One of the videos shows a Libyan protester handling what he says are “chemical and biological explosives” captured in Misurata, which was overrun by anti-Gadaffi forces on Feb. 24.
"These are the biological and chemical weapons that look like bombs of different sizes, used to eradicate people, found in Misurata in the storage facilities of the security forces' battalion,” the narrator says, picking up a number of canisters with his bare hands and displaying them for the camera.
“This sample has some various types of poison gas and some germ bombs,” he continues. “It…would have been horrifying if these bombs had been used to eradicate the Libyan citizens….They (the weapons) are in a safe place thank God after a furious battle [that] took place last night.”
In reality, they are mostly aircraft ejection-seat canisters, which a close examination of the blurry videos clearly shows.
“There is nothing in this video that is indicative of chemical ordnance,” says a Libya arms expert whose diplomatic position prohibits him from being quoted by name. ”At least some of the canisters are clearly labeled as ejection seat cartridges for aircraft, or similar purposes.”
“The video in question,” he added, “looks more the product of jumpy civilians who can't tell a CW [chemical weapon] from a can of Raid and are anxious to aid the agit-prop efforts against the government.”
Another video shows a man identified as a Libyan army general who joined the protesters during the takeover of Misurata air field, waving a gas mask and shouting that “Gaddafi is now using poison gas against…Libyan citizens,” according to a caption accompanying the video.

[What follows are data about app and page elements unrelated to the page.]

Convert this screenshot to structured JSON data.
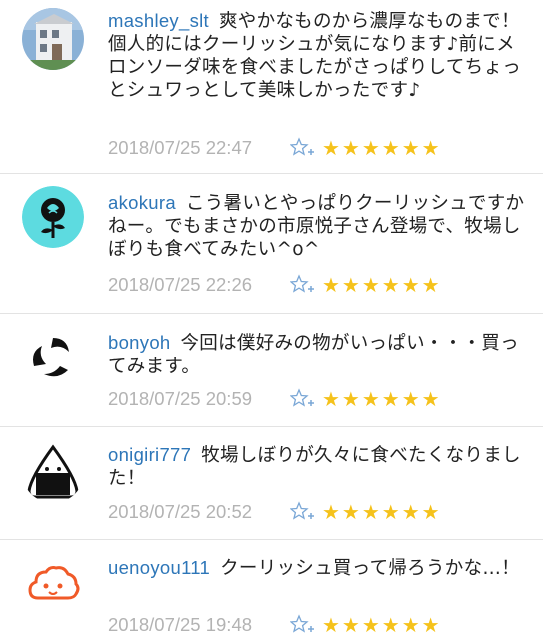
{
  "comments": [
    {
      "username": "mashley_slt",
      "text": "爽やかなものから濃厚なものまで！個人的にはクーリッシュが気になります♪前にメロンソーダ味を食べましたがさっぱりしてちょっとシュワっとして美味しかったです♪",
      "time": "2018/07/25 22:47",
      "stars": "★★★★★★",
      "avatar": "house-photo-avatar"
    },
    {
      "username": "akokura",
      "text": "こう暑いとやっぱりクーリッシュですかねー。でもまさかの市原悦子さん登場で、牧場しぼりも食べてみたい^o^",
      "time": "2018/07/25 22:26",
      "stars": "★★★★★★",
      "avatar": "rose-avatar"
    },
    {
      "username": "bonyoh",
      "text": "今回は僕好みの物がいっぱい・・・買ってみます。",
      "time": "2018/07/25 20:59",
      "stars": "★★★★★★",
      "avatar": "mitsudomoe-avatar"
    },
    {
      "username": "onigiri777",
      "text": "牧場しぼりが久々に食べたくなりました！",
      "time": "2018/07/25 20:52",
      "stars": "★★★★★★",
      "avatar": "onigiri-avatar"
    },
    {
      "username": "uenoyou111",
      "text": "クーリッシュ買って帰ろうかな…！",
      "time": "2018/07/25 19:48",
      "stars": "★★★★★★",
      "avatar": "cloud-face-avatar"
    }
  ],
  "colors": {
    "username": "#2d76b8",
    "time": "#b3b3b3",
    "star": "#f5c21b",
    "fav_icon": "#7aa7d6"
  },
  "icons": {
    "fav": "star-plus-icon"
  }
}
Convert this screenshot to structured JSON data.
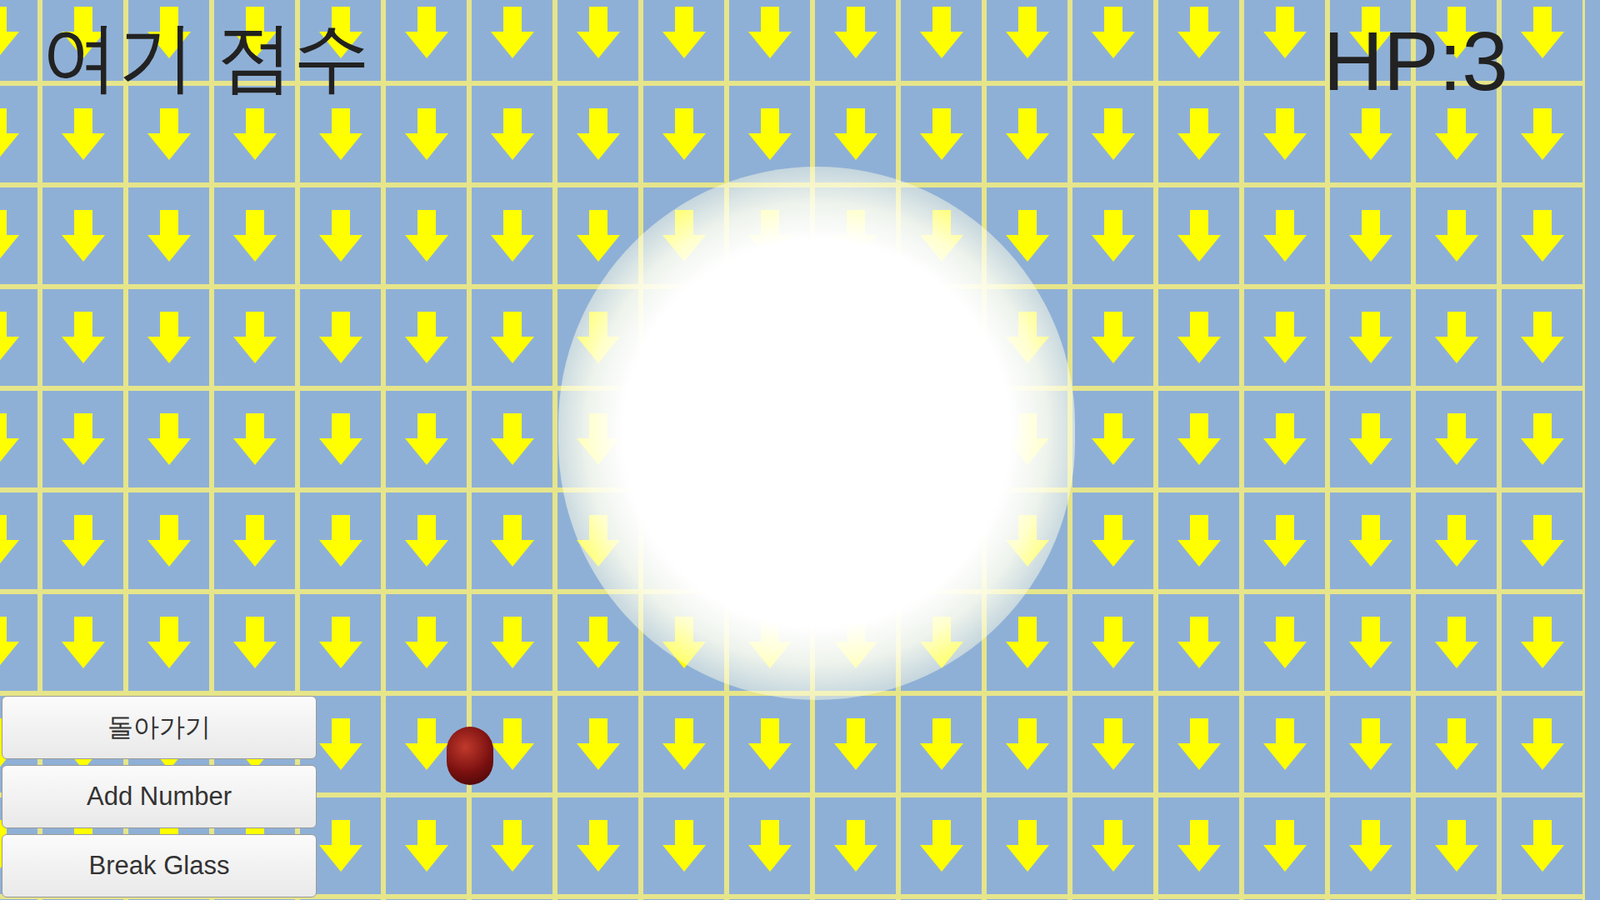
{
  "hud": {
    "score_label": "여기 점수",
    "hp": "HP:3"
  },
  "buttons": [
    "돌아가기",
    "Add Number",
    "Break Glass"
  ]
}
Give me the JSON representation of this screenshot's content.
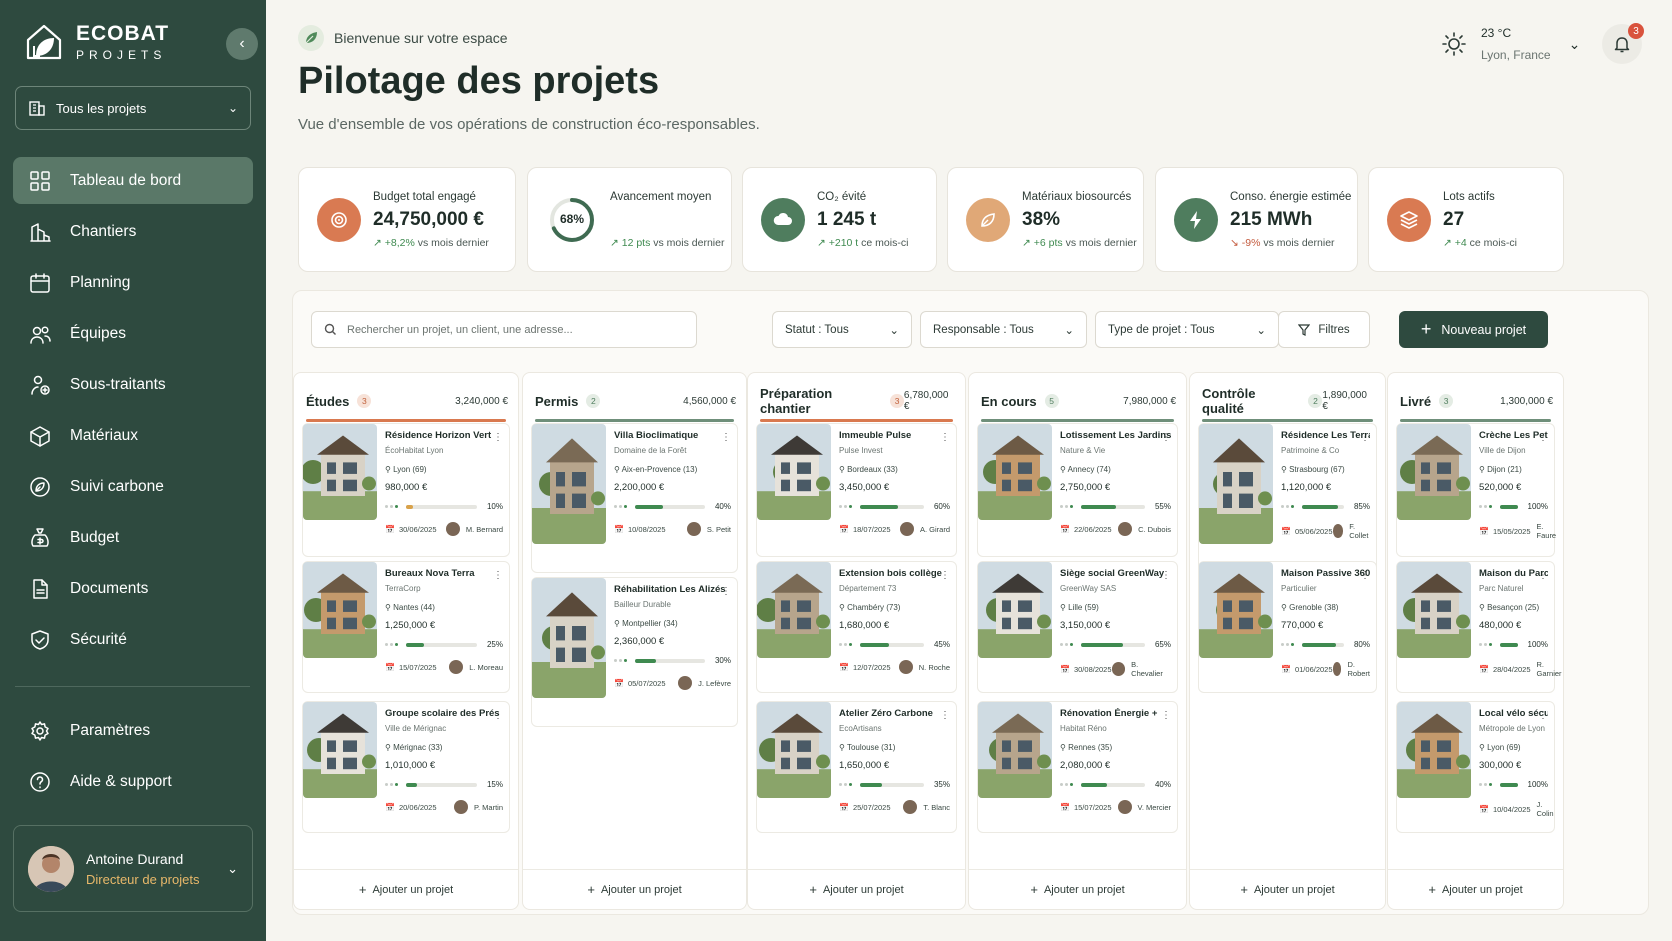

It adds, “He says this type of mask is used only to protect from POISON GAS and CHEMICAL WEAPONS.” [Emphasis theirs.]
In reality, other experts said, the mask might protect its wearer against tear gas or pepper spray, but not chemical or biological weapons, whose handling requires full-body hazardous-materials suits.